[ACTIVITY]
Below are the records; give the number of their lines that contain the word "JSON" and nothing more.

[GIVEN RECORDS]
▬▬▬

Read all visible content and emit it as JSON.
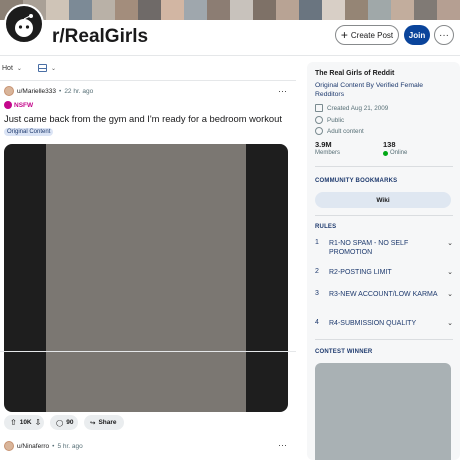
{
  "banner": {
    "colors": [
      "#8a7f74",
      "#a9a096",
      "#cfc4b7",
      "#7c8a96",
      "#b9b1a7",
      "#a38d7c",
      "#6f6a68",
      "#d2b6a3",
      "#9fa7ad",
      "#8c7d73",
      "#c8c2bc",
      "#7e7167",
      "#b8a394",
      "#6a7580",
      "#d8cfc6",
      "#958575",
      "#a0a8a9",
      "#c2ad9d",
      "#807a75",
      "#b59f92"
    ]
  },
  "subreddit": {
    "name": "r/RealGirls",
    "avatar": "reddit-snoo-icon",
    "create_post_label": "Create Post",
    "join_label": "Join",
    "more_label": "···"
  },
  "sort": {
    "label": "Hot",
    "chevron": "⌄",
    "layout_icon": "card-view-icon"
  },
  "post": {
    "author": "u/Marielle333",
    "time": "22 hr. ago",
    "more_label": "···",
    "nsfw_label": "NSFW",
    "title": "Just came back from the gym and I'm ready for a bedroom workout",
    "flair": "Original Content",
    "votes": "10K",
    "comments": "90",
    "share_label": "Share",
    "upvote_glyph": "⇧",
    "downvote_glyph": "⇩",
    "comment_glyph": "◯",
    "share_glyph": "↪"
  },
  "next_post": {
    "author": "u/Ninaferro",
    "time": "5 hr. ago",
    "more_label": "···"
  },
  "sidebar": {
    "title": "The Real Girls of Reddit",
    "description": "Original Content By Verified Female Redditors",
    "created": "Created Aug 21, 2009",
    "visibility": "Public",
    "content_type": "Adult content",
    "members_count": "3.9M",
    "members_label": "Members",
    "online_count": "138",
    "online_label": "Online",
    "bookmarks_heading": "COMMUNITY BOOKMARKS",
    "wiki_label": "Wiki",
    "rules_heading": "RULES",
    "rules": [
      {
        "num": "1",
        "text": "R1-NO SPAM - NO SELF PROMOTION"
      },
      {
        "num": "2",
        "text": "R2-POSTING LIMIT"
      },
      {
        "num": "3",
        "text": "R3-NEW ACCOUNT/LOW KARMA"
      },
      {
        "num": "4",
        "text": "R4-SUBMISSION QUALITY"
      }
    ],
    "rule_chevron": "⌄",
    "contest_heading": "CONTEST WINNER"
  },
  "colors": {
    "join": "#0a449b",
    "nsfw": "#c4068b",
    "flair_bg": "#dbe4f5",
    "online": "#01a816"
  }
}
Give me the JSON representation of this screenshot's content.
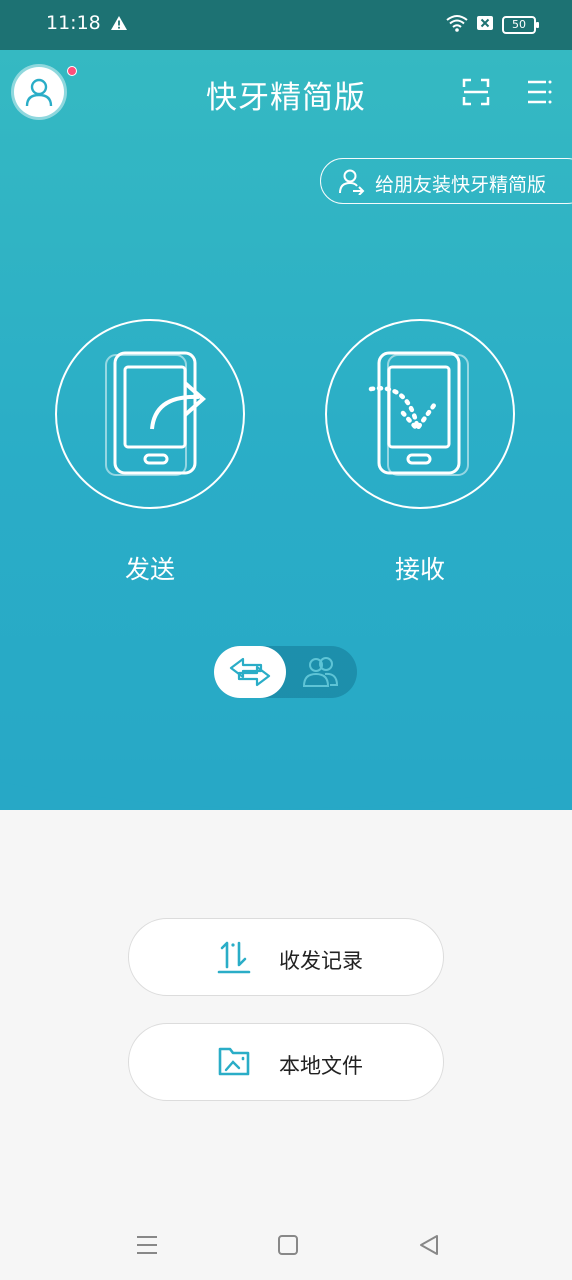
{
  "status_bar": {
    "time": "11:18",
    "battery": "50",
    "icons": [
      "warning-icon",
      "wifi-icon",
      "no-sim-icon",
      "battery-icon"
    ]
  },
  "header": {
    "title": "快牙精简版",
    "icons": [
      "avatar-icon",
      "scan-icon",
      "menu-icon"
    ]
  },
  "invite": {
    "label": "给朋友装快牙精简版",
    "icon": "add-user-icon"
  },
  "actions": {
    "send": {
      "label": "发送",
      "icon": "phone-send-icon"
    },
    "receive": {
      "label": "接收",
      "icon": "phone-receive-icon"
    }
  },
  "mode_toggle": {
    "selected": "transfer",
    "options": [
      "transfer-icon",
      "group-icon"
    ]
  },
  "bottom": {
    "records_label": "收发记录",
    "files_label": "本地文件"
  },
  "nav_bar": {
    "icons": [
      "recent-apps-icon",
      "home-icon",
      "back-icon"
    ]
  },
  "colors": {
    "primary": "#2aadc7",
    "accent_dot": "#ff4f7b",
    "status_bar": "#1d7273"
  }
}
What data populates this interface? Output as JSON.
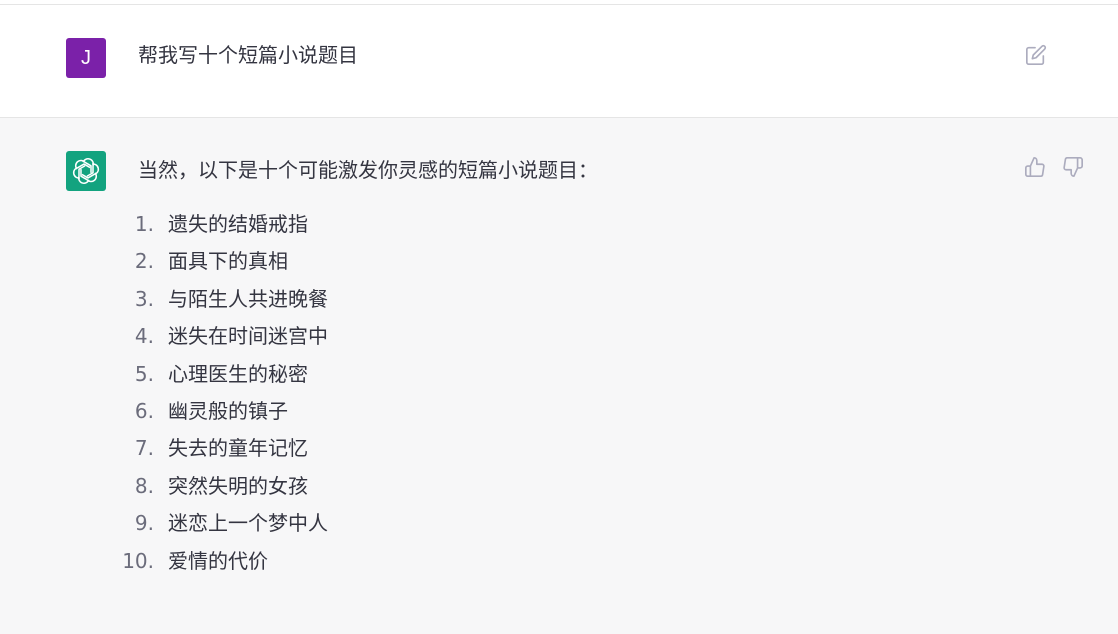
{
  "colors": {
    "user_avatar_bg": "#7b21a9",
    "assistant_avatar_bg": "#13a37f",
    "icon_gray": "#acacbe",
    "text": "#343541",
    "list_number": "#6b6c7b"
  },
  "user_message": {
    "avatar_letter": "J",
    "text": "帮我写十个短篇小说题目",
    "edit_icon": "edit-icon"
  },
  "assistant_message": {
    "avatar_icon": "openai-logo-icon",
    "intro": "当然，以下是十个可能激发你灵感的短篇小说题目：",
    "items": [
      {
        "number": "1.",
        "text": "遗失的结婚戒指"
      },
      {
        "number": "2.",
        "text": "面具下的真相"
      },
      {
        "number": "3.",
        "text": "与陌生人共进晚餐"
      },
      {
        "number": "4.",
        "text": "迷失在时间迷宫中"
      },
      {
        "number": "5.",
        "text": "心理医生的秘密"
      },
      {
        "number": "6.",
        "text": "幽灵般的镇子"
      },
      {
        "number": "7.",
        "text": "失去的童年记忆"
      },
      {
        "number": "8.",
        "text": "突然失明的女孩"
      },
      {
        "number": "9.",
        "text": "迷恋上一个梦中人"
      },
      {
        "number": "10.",
        "text": "爱情的代价"
      }
    ],
    "feedback_icons": [
      "thumbs-up-icon",
      "thumbs-down-icon"
    ]
  }
}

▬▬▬

[WRITTEN ANSWER]
3